And this is even before considering the billions of dollars (estimated $8.6 billion for the 2019–20 financial year) given to childcare and other services directly from the taxpayers’ pocket (once again, something you don’t hear many people complain about). If families could care for their own children, there would be many savings here, even when only the raw dollar is considered.
So, if the government wants to inject money into the economy, it is both wise and compassionate to give it to individuals and families who are most in need, and who will most wisely invest it in the form of their growing children (and even their other vulnerable family members — where are tax breaks for those who invest their time in caring for elderly family members?)

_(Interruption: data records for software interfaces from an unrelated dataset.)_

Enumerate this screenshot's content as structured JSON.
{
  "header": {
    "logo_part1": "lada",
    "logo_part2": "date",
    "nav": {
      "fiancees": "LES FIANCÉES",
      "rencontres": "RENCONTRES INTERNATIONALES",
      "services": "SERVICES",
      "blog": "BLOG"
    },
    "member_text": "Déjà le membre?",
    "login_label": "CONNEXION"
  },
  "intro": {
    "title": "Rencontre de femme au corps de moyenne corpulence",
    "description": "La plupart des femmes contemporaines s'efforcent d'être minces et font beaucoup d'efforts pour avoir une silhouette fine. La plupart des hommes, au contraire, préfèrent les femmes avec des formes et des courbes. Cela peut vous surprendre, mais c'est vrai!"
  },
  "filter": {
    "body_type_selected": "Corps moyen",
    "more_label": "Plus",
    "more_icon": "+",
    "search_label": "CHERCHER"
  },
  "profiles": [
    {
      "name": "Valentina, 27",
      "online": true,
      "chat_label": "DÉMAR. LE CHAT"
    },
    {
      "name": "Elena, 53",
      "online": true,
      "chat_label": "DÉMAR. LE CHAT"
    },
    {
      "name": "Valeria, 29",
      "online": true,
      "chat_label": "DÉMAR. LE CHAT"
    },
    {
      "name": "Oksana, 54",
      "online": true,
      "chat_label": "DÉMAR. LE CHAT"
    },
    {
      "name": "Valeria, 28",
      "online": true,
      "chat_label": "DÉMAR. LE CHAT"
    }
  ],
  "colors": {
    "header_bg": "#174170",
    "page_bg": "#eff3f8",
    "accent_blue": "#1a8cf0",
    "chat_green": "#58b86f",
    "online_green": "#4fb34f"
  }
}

Of course, the argument could be made that this payment should be made to every Australian, regardless of their income. While this would certainly assist the economy (provided it was spent and not saved), the Treasury Department may not be so keen to face this even greater imbalance of the books.
A ‘gift’ from the government can also carry with it unpalatable conditions. By way of example, in April 2015 the Turnbull Government announced that families who did not follow federally-mandated vaccination requirements would lose their Part A portion. In this way, the ‘benefit’ is not only marketed as welfare, but as a bribe for you to raise your family according to the government’s requirements.
There is a whole other discussion when we come to higher-income families — those who may not be eligible for Family Tax Benefits at all, and indeed contribute a large portion of their income to tax benefits for their poorer neighbours. But that’s a discussion for another day. Today, we are focusing on those lower-income families who are receiving ScoMo’s handout.
The question can be raised: why should families keep more of their own money? What about the myriad of expenses the Government has? How else to balance the budget?
It behoves us to consider the many programs and schemes into which the Government currently pours taxpayer funds — the demand for which would substantially decrease with more families able to carry out their own care at home. Consider our elderly. With both partners out of the home during the day, who is going to care for Grandma? This leads to the necessity for government-subsidised aged care, another sizeable expense — and one that is riddled with risk and lower-level care, as is illustrated by the ongoing Royal Commission into Aged Care Quality and Safety.
It is impossible to have strong social capital if there’s no flexibility in the home for people who are stuck going to work each day.
So perhaps it is time for us to stop hitting up ‘dole bludgers’, and instead thank them for their great input and investment into our country. Perhaps it is time to consider how we can further and empower our families to have their own cared for and managed by the very best people — themselves. Let the dole bludgers rise up.